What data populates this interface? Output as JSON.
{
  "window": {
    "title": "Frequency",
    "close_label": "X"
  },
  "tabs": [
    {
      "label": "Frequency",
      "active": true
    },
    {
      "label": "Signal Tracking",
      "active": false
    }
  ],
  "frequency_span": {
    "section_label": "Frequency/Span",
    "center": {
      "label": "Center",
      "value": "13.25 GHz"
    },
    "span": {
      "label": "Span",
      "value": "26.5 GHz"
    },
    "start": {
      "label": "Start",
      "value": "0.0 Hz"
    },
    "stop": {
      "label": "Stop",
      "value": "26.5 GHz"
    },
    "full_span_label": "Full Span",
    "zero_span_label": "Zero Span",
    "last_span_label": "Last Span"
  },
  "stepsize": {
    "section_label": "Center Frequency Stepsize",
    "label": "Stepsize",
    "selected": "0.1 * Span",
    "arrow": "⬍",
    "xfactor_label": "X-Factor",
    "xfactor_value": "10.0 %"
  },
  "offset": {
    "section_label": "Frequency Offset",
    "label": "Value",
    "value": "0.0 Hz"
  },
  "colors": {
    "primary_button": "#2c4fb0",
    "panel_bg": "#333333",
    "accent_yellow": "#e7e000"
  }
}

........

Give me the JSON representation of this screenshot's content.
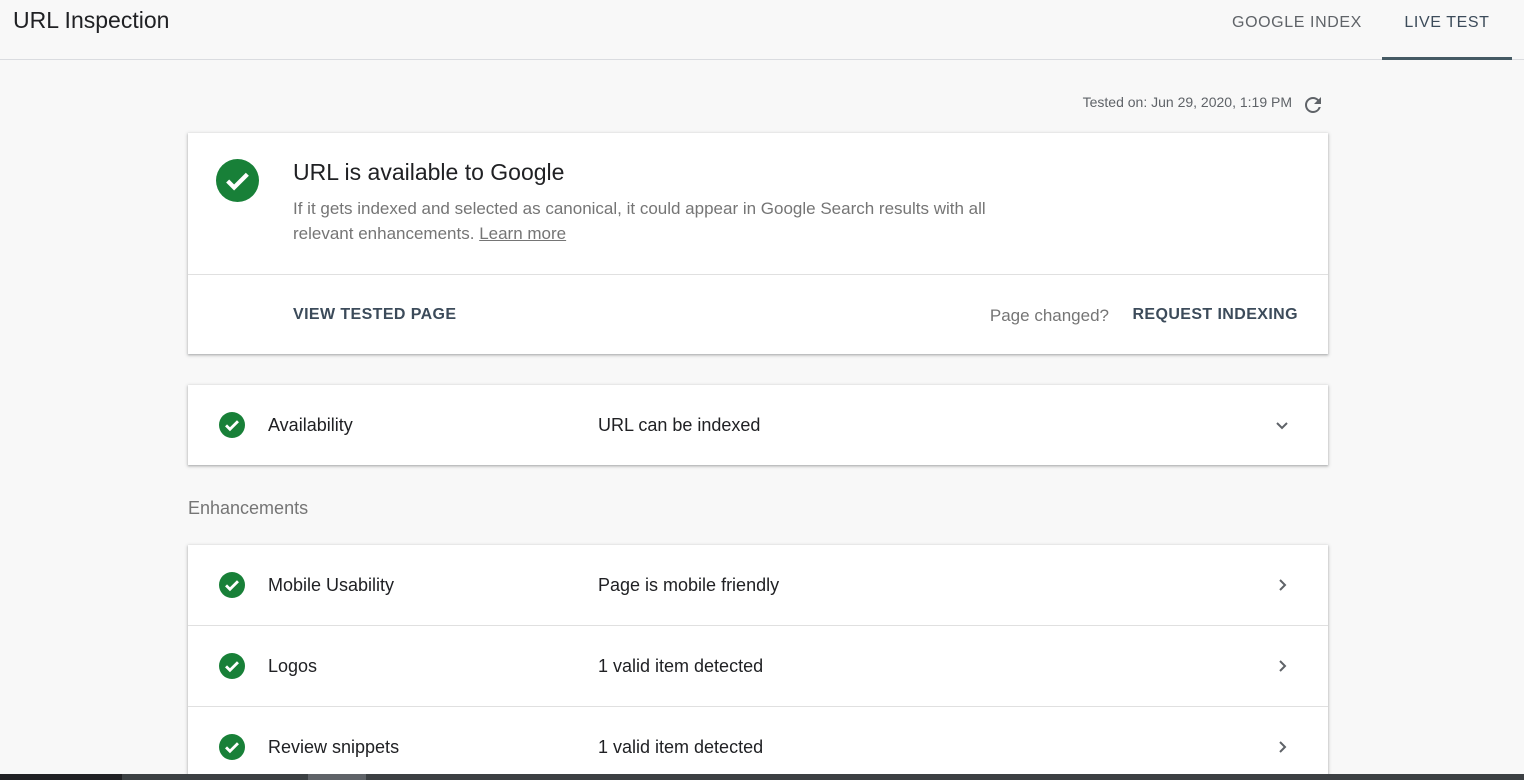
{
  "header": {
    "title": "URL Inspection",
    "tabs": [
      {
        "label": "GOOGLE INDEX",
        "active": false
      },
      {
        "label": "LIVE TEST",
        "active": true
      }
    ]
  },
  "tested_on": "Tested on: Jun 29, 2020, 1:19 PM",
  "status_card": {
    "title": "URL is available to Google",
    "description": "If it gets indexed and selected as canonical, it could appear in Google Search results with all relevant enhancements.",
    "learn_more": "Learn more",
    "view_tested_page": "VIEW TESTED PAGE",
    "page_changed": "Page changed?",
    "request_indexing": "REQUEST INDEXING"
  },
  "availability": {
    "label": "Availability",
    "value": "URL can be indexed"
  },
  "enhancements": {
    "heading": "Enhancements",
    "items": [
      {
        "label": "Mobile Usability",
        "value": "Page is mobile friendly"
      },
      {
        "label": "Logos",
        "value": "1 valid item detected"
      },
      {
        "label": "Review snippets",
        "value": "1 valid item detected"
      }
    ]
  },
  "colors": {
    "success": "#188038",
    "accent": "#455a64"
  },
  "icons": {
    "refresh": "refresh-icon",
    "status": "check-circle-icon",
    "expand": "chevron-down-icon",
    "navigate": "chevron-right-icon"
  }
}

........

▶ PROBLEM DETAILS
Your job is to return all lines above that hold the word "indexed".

▶ YOUR RESPONSE
    "description": "If it gets indexed and selected as canonical, it could appear in Google Search results with all relevant enhancements.",
    "value": "URL can be indexed"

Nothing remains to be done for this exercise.